What is expected: Output every entry below word for word, without its pictures.

Exercise material:
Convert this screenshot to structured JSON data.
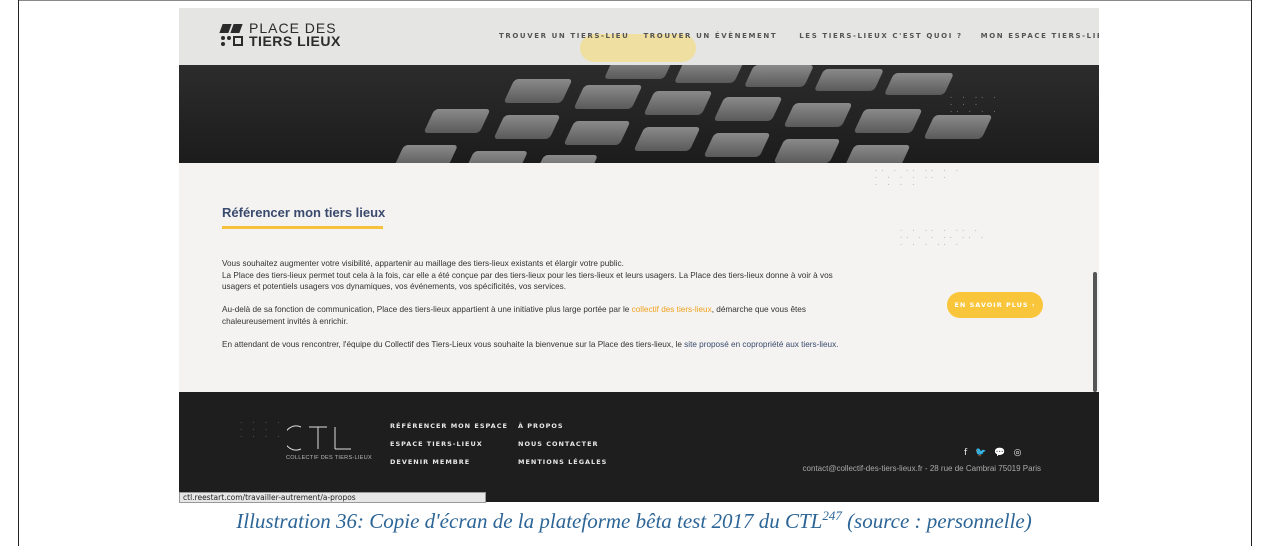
{
  "header": {
    "logo_line1": "PLACE DES",
    "logo_line2": "TIERS LIEUX",
    "nav": [
      "TROUVER UN TIERS-LIEU",
      "TROUVER UN ÉVÈNEMENT",
      "LES TIERS-LIEUX C'EST QUOI ?",
      "MON ESPACE TIERS-LIEUX"
    ]
  },
  "main": {
    "title": "Référencer mon tiers lieux",
    "p1_line1": "Vous souhaitez augmenter votre visibilité, appartenir au maillage des tiers-lieux existants et élargir votre public.",
    "p1_line2": "La Place des tiers-lieux permet tout cela à la fois, car elle a été conçue par des tiers-lieux pour les tiers-lieux et leurs usagers. La Place des tiers-lieux donne à voir à vos usagers et potentiels usagers vos dynamiques, vos événements, vos spécificités, vos services.",
    "p2_before": "Au-delà de sa fonction de communication, Place des tiers-lieux appartient à une initiative plus large portée par le ",
    "p2_link": "collectif des tiers-lieux",
    "p2_after": ", démarche que vous êtes chaleureusement invités à enrichir.",
    "p3_before": "En attendant de vous rencontrer, l'équipe du Collectif des Tiers-Lieux vous souhaite la bienvenue sur la Place des tiers-lieux, le ",
    "p3_link": "site proposé en copropriété aux tiers-lieux.",
    "cta": "EN SAVOIR PLUS ›"
  },
  "footer": {
    "logo_caption": "COLLECTIF DES TIERS-LIEUX",
    "col1": [
      "RÉFÉRENCER MON ESPACE",
      "ESPACE TIERS-LIEUX",
      "DEVENIR MEMBRE"
    ],
    "col2": [
      "À PROPOS",
      "NOUS CONTACTER",
      "MENTIONS LÉGALES"
    ],
    "social": [
      "f",
      "🐦",
      "💬",
      "◎"
    ],
    "contact": "contact@collectif-des-tiers-lieux.fr - 28 rue de Cambrai 75019 Paris"
  },
  "status_url": "ctl.reestart.com/travailler-autrement/a-propos",
  "caption": {
    "text": "Illustration 36: Copie d'écran de la plateforme bêta test 2017 du CTL",
    "sup": "247",
    "after": " (source : personnelle)"
  },
  "colors": {
    "accent": "#f9c53b",
    "title": "#3a4a6e",
    "footer_bg": "#1e1e1e",
    "caption": "#2c6596"
  }
}
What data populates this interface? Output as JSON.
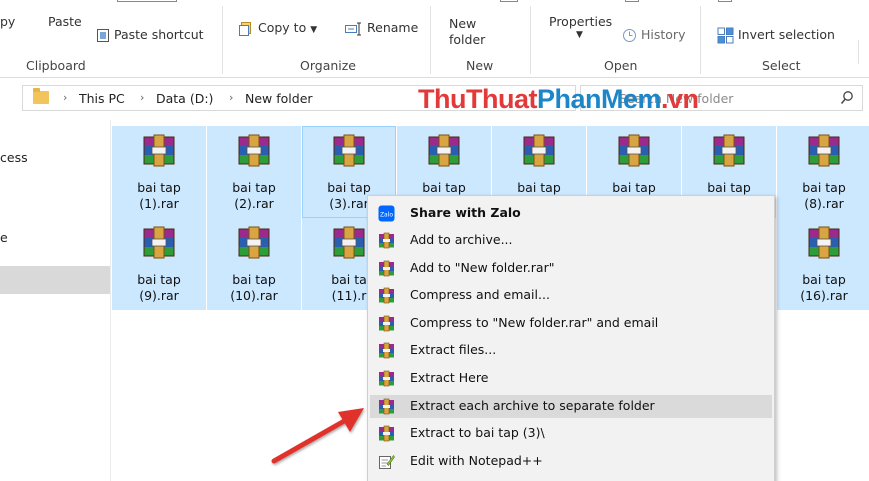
{
  "ribbon": {
    "copy_label": "py",
    "paste_label": "Paste",
    "paste_shortcut": "Paste shortcut",
    "copy_to": "Copy to",
    "rename": "Rename",
    "new_folder_line1": "New",
    "new_folder_line2": "folder",
    "properties": "Properties",
    "history": "History",
    "invert_selection": "Invert selection",
    "groups": {
      "clipboard": "Clipboard",
      "organize": "Organize",
      "new": "New",
      "open": "Open",
      "select": "Select"
    }
  },
  "address": {
    "crumbs": [
      "This PC",
      "Data (D:)",
      "New folder"
    ],
    "search_placeholder": "Search New folder"
  },
  "watermark": {
    "part1": "ThuThuat",
    "part2": "PhanMem",
    "part3": ".vn"
  },
  "nav": {
    "access": "cess",
    "e": "e"
  },
  "files": [
    {
      "line1": "bai tap",
      "line2": "(1).rar"
    },
    {
      "line1": "bai tap",
      "line2": "(2).rar"
    },
    {
      "line1": "bai tap",
      "line2": "(3).rar"
    },
    {
      "line1": "bai tap",
      "line2": ""
    },
    {
      "line1": "bai tap",
      "line2": ""
    },
    {
      "line1": "bai tap",
      "line2": ""
    },
    {
      "line1": "bai tap",
      "line2": ""
    },
    {
      "line1": "bai tap",
      "line2": "(8).rar"
    },
    {
      "line1": "bai tap",
      "line2": "(9).rar"
    },
    {
      "line1": "bai tap",
      "line2": "(10).rar"
    },
    {
      "line1": "bai ta",
      "line2": "(11).r"
    },
    {
      "line1": "bai tap",
      "line2": "(16).rar"
    }
  ],
  "menu": {
    "items": [
      {
        "label": "Share with Zalo",
        "icon": "zalo-icon"
      },
      {
        "label": "Add to archive...",
        "icon": "winrar-icon"
      },
      {
        "label": "Add to \"New folder.rar\"",
        "icon": "winrar-icon"
      },
      {
        "label": "Compress and email...",
        "icon": "winrar-icon"
      },
      {
        "label": "Compress to \"New folder.rar\" and email",
        "icon": "winrar-icon"
      },
      {
        "label": "Extract files...",
        "icon": "winrar-icon"
      },
      {
        "label": "Extract Here",
        "icon": "winrar-icon"
      },
      {
        "label": "Extract each archive to separate folder",
        "icon": "winrar-icon"
      },
      {
        "label": "Extract to bai tap (3)\\",
        "icon": "winrar-icon"
      },
      {
        "label": "Edit with Notepad++",
        "icon": "notepad-plus-plus-icon"
      }
    ]
  },
  "colors": {
    "selection": "#cce8ff",
    "menu_bg": "#f2f2f2",
    "menu_highlight": "#dadada",
    "arrow": "#e0312b",
    "watermark_red": "#e23a3a",
    "watermark_blue": "#1d86c8"
  }
}
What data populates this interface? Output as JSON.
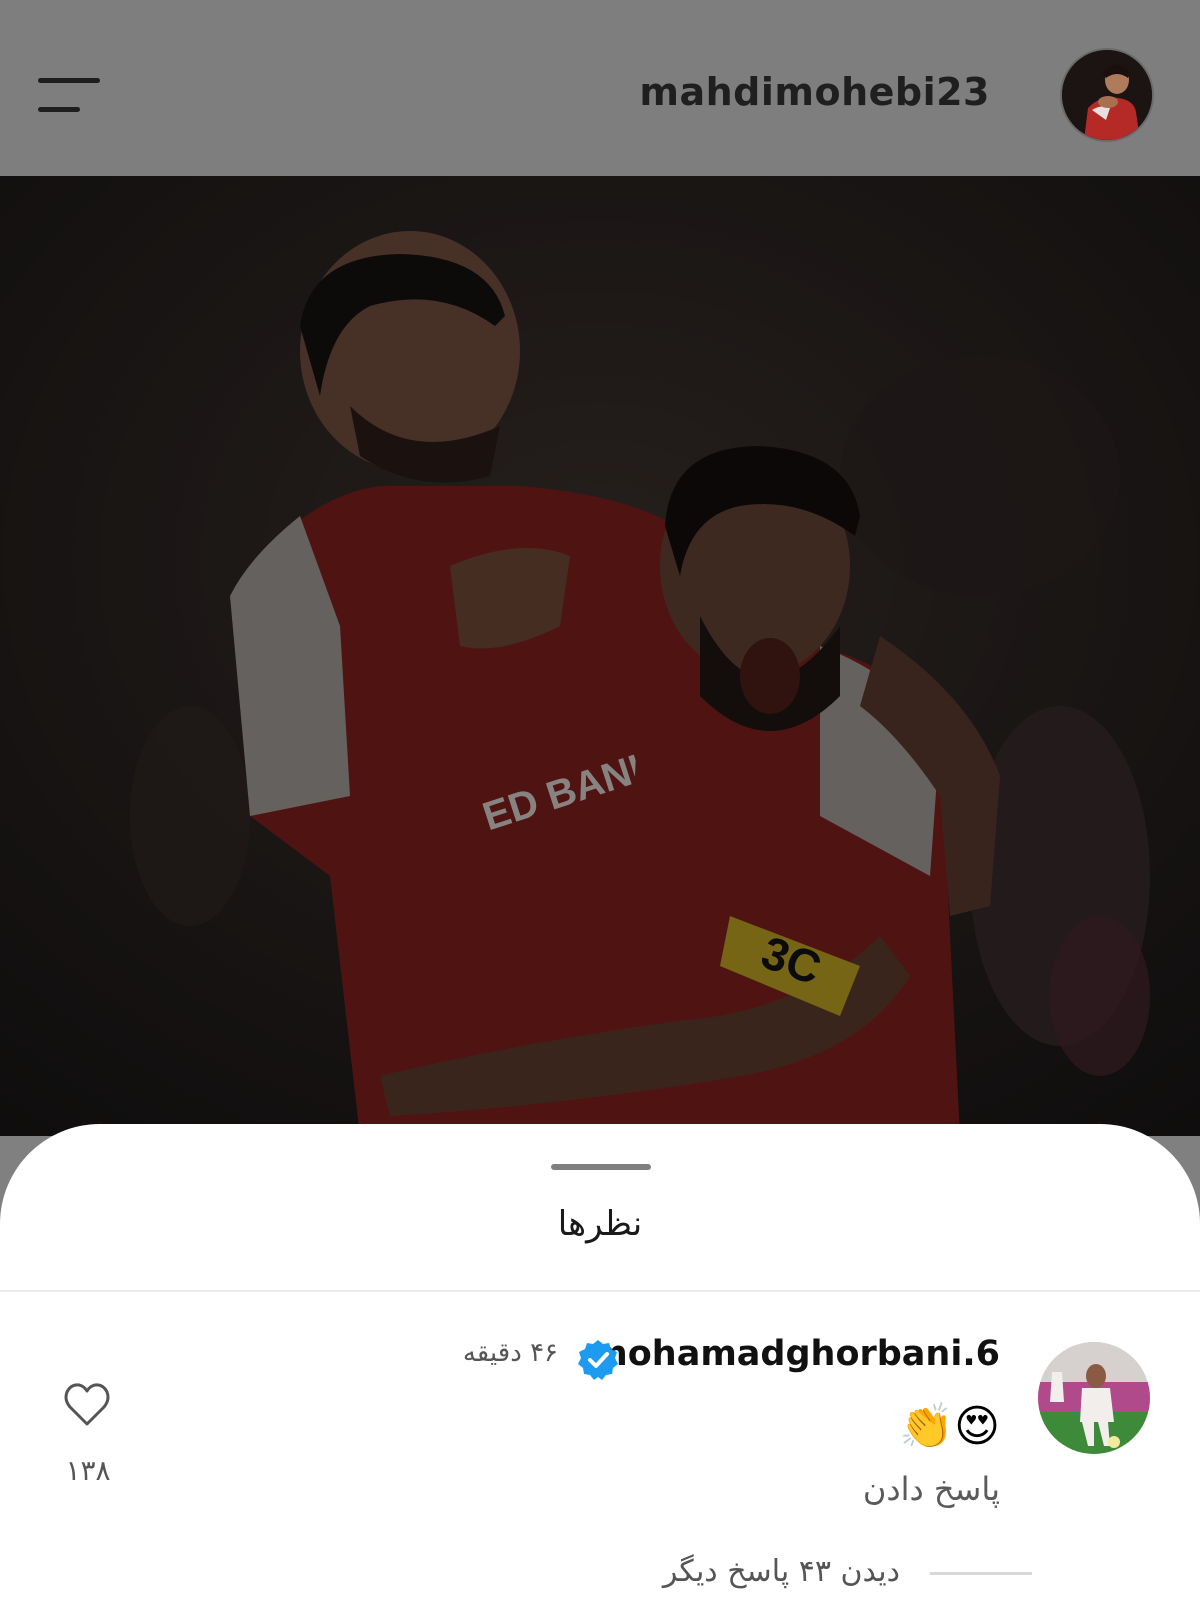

Your response:
Convert this screenshot to structured JSON data.
{
  "header": {
    "logo_line1": "PLACE DES",
    "logo_line2": "TIERS LIEUX",
    "nav": [
      "TROUVER UN TIERS-LIEU",
      "TROUVER UN ÉVÈNEMENT",
      "LES TIERS-LIEUX C'EST QUOI ?",
      "MON ESPACE TIERS-LIEUX"
    ]
  },
  "main": {
    "title": "Référencer mon tiers lieux",
    "p1_line1": "Vous souhaitez augmenter votre visibilité, appartenir au maillage des tiers-lieux existants et élargir votre public.",
    "p1_line2": "La Place des tiers-lieux permet tout cela à la fois, car elle a été conçue par des tiers-lieux pour les tiers-lieux et leurs usagers. La Place des tiers-lieux donne à voir à vos usagers et potentiels usagers vos dynamiques, vos événements, vos spécificités, vos services.",
    "p2_before": "Au-delà de sa fonction de communication, Place des tiers-lieux appartient à une initiative plus large portée par le ",
    "p2_link": "collectif des tiers-lieux",
    "p2_after": ", démarche que vous êtes chaleureusement invités à enrichir.",
    "p3_before": "En attendant de vous rencontrer, l'équipe du Collectif des Tiers-Lieux vous souhaite la bienvenue sur la Place des tiers-lieux, le ",
    "p3_link": "site proposé en copropriété aux tiers-lieux.",
    "cta": "EN SAVOIR PLUS ›"
  },
  "footer": {
    "logo_caption": "COLLECTIF DES TIERS-LIEUX",
    "col1": [
      "RÉFÉRENCER MON ESPACE",
      "ESPACE TIERS-LIEUX",
      "DEVENIR MEMBRE"
    ],
    "col2": [
      "À PROPOS",
      "NOUS CONTACTER",
      "MENTIONS LÉGALES"
    ],
    "social": [
      "f",
      "🐦",
      "💬",
      "◎"
    ],
    "contact": "contact@collectif-des-tiers-lieux.fr - 28 rue de Cambrai 75019 Paris"
  },
  "status_url": "ctl.reestart.com/travailler-autrement/a-propos",
  "caption": {
    "text": "Illustration 36: Copie d'écran de la plateforme bêta test 2017 du CTL",
    "sup": "247",
    "after": " (source : personnelle)"
  },
  "colors": {
    "accent": "#f9c53b",
    "title": "#3a4a6e",
    "footer_bg": "#1e1e1e",
    "caption": "#2c6596"
  }
}
What data populates this interface? Output as JSON.
{
  "ribbon": {
    "copy_label": "py",
    "paste_label": "Paste",
    "paste_shortcut": "Paste shortcut",
    "copy_to": "Copy to",
    "rename": "Rename",
    "new_folder_line1": "New",
    "new_folder_line2": "folder",
    "properties": "Properties",
    "history": "History",
    "invert_selection": "Invert selection",
    "groups": {
      "clipboard": "Clipboard",
      "organize": "Organize",
      "new": "New",
      "open": "Open",
      "select": "Select"
    }
  },
  "address": {
    "crumbs": [
      "This PC",
      "Data (D:)",
      "New folder"
    ],
    "search_placeholder": "Search New folder"
  },
  "watermark": {
    "part1": "ThuThuat",
    "part2": "PhanMem",
    "part3": ".vn"
  },
  "nav": {
    "access": "cess",
    "e": "e"
  },
  "files": [
    {
      "line1": "bai tap",
      "line2": "(1).rar"
    },
    {
      "line1": "bai tap",
      "line2": "(2).rar"
    },
    {
      "line1": "bai tap",
      "line2": "(3).rar"
    },
    {
      "line1": "bai tap",
      "line2": ""
    },
    {
      "line1": "bai tap",
      "line2": ""
    },
    {
      "line1": "bai tap",
      "line2": ""
    },
    {
      "line1": "bai tap",
      "line2": ""
    },
    {
      "line1": "bai tap",
      "line2": "(8).rar"
    },
    {
      "line1": "bai tap",
      "line2": "(9).rar"
    },
    {
      "line1": "bai tap",
      "line2": "(10).rar"
    },
    {
      "line1": "bai ta",
      "line2": "(11).r"
    },
    {
      "line1": "bai tap",
      "line2": "(16).rar"
    }
  ],
  "menu": {
    "items": [
      {
        "label": "Share with Zalo",
        "icon": "zalo-icon"
      },
      {
        "label": "Add to archive...",
        "icon": "winrar-icon"
      },
      {
        "label": "Add to \"New folder.rar\"",
        "icon": "winrar-icon"
      },
      {
        "label": "Compress and email...",
        "icon": "winrar-icon"
      },
      {
        "label": "Compress to \"New folder.rar\" and email",
        "icon": "winrar-icon"
      },
      {
        "label": "Extract files...",
        "icon": "winrar-icon"
      },
      {
        "label": "Extract Here",
        "icon": "winrar-icon"
      },
      {
        "label": "Extract each archive to separate folder",
        "icon": "winrar-icon"
      },
      {
        "label": "Extract to bai tap (3)\\",
        "icon": "winrar-icon"
      },
      {
        "label": "Edit with Notepad++",
        "icon": "notepad-plus-plus-icon"
      }
    ]
  },
  "colors": {
    "selection": "#cce8ff",
    "menu_bg": "#f2f2f2",
    "menu_highlight": "#dadada",
    "arrow": "#e0312b",
    "watermark_red": "#e23a3a",
    "watermark_blue": "#1d86c8"
  }
}
What data populates this interface? Output as JSON.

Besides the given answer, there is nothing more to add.